Challenge studies have the potential to reduce coronavirus mortality worldwide, but pose significant potential dangers for volunteers, scientists led by Marc Lipsitch, an epidemiologist at the Harvard School of Public Health, suggested in a recent article.
“Obviously, challenging volunteers with this live virus runs the risk of causing serious illness and possibly even death,” they said in an article in the Journal of Infectious Diseases in March.
Vaccines are generally tested in large groups, and the results are compared to a separate group of unvaccinated people. Waiting for both groups to be exposed to the disease in their normal daily lives can take months, while challenge studies would ensure that subjects were quickly exposed to the virus.
The volunteers would generally be healthy, young adults with a relatively low risk of serious illness, and would be monitored and cared for, the scientists said.
Officials at Moderna Inc., where the lead vaccine for Covid-19 is being developed, are not enthusiastic about the idea.
“I’m not sure I’m a big fan for practical and ethical reasons,” Tal Zaks, medical director of Moderna, said during a presentation by the health news organization Stat on Wednesday. “As is often the case, the devil is in the details.”
Zaks said he was unsure that a challenge study, which could take months to design and implement, would accelerate development of the company’s product, which is already entering the second of three study phases. The injection would have to prevent the development of the disease, not just mild infections, or it would be difficult to know if the chosen dose was correct, he said.

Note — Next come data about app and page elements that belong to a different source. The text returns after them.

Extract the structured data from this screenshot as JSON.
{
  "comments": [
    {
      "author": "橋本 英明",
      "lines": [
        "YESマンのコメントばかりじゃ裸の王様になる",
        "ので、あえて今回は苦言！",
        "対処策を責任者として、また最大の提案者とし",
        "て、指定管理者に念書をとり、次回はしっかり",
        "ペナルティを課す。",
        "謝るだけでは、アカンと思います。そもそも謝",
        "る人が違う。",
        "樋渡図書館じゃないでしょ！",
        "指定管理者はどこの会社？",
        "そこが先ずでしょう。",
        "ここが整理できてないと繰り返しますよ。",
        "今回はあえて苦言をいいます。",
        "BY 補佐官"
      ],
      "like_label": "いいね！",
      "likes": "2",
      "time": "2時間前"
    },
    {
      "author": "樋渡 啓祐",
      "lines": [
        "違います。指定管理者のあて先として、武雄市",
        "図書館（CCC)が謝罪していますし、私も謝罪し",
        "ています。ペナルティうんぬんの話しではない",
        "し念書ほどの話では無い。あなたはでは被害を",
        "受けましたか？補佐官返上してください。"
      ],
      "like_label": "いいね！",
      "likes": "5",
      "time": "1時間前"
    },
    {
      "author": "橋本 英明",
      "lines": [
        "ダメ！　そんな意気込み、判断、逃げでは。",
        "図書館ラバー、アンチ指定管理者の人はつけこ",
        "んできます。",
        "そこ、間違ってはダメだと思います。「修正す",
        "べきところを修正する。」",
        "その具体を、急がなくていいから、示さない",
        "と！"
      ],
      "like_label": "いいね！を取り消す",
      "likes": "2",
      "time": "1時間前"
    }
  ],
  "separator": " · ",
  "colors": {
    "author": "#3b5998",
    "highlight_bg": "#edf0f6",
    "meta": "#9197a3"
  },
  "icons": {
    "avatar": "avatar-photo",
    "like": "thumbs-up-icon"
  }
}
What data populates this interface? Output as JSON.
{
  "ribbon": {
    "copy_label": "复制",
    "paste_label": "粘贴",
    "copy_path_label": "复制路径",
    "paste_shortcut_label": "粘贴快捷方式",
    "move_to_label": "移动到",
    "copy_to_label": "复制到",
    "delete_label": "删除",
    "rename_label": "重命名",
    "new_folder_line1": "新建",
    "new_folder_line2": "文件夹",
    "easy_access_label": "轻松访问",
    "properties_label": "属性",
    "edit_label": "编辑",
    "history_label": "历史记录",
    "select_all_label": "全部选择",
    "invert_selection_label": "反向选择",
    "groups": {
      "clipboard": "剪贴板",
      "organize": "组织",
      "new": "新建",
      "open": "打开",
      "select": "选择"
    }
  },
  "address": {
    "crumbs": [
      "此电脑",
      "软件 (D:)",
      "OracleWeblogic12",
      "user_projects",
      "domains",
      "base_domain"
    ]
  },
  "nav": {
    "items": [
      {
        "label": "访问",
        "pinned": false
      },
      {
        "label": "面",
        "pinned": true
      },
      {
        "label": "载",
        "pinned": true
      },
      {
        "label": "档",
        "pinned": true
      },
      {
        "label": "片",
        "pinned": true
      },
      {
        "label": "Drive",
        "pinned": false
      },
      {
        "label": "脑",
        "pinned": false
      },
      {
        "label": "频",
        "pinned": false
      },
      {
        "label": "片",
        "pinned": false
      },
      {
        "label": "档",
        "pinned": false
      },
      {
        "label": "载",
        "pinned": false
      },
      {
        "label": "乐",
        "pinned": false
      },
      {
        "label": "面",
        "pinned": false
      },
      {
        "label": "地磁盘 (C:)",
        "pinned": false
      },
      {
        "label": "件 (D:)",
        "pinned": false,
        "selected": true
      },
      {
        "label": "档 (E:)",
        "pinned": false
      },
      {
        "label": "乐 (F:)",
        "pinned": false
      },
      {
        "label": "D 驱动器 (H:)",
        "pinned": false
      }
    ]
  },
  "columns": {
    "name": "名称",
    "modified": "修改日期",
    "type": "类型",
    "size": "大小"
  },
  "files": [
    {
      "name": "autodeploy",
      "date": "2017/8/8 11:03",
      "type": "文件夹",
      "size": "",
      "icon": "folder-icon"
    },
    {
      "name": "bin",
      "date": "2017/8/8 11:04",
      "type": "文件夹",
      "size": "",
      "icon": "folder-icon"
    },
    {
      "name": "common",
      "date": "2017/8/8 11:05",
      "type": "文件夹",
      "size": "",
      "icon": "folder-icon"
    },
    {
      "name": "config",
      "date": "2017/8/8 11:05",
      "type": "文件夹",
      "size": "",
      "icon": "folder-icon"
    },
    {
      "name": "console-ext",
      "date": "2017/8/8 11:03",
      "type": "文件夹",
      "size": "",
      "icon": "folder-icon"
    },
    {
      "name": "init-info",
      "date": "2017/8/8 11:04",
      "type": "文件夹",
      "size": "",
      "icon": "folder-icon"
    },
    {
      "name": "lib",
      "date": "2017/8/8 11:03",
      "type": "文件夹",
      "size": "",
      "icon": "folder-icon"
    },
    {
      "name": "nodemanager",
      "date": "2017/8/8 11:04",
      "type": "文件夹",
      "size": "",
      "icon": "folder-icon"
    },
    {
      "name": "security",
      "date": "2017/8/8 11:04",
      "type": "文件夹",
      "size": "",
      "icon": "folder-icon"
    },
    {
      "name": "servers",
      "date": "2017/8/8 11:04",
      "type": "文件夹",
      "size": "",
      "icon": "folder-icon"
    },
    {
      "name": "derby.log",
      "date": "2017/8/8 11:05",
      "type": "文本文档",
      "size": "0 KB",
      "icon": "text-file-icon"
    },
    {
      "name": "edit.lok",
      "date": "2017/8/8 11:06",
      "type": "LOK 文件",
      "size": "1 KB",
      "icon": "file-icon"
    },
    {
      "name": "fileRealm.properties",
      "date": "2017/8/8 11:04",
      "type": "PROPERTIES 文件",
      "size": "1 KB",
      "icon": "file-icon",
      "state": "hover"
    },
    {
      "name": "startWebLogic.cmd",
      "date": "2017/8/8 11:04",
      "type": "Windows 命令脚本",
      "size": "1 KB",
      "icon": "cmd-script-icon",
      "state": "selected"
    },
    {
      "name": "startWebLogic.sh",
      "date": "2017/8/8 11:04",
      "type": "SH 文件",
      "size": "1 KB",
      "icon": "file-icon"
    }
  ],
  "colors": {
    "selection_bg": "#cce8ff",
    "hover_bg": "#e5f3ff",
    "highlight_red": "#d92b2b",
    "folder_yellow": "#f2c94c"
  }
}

Foundation 1daysooner has a website where people can sign up to participate in a human challenge trial for Covid-19, should one occur. Almost 14,000 volunteers from 102 countries have registered so far.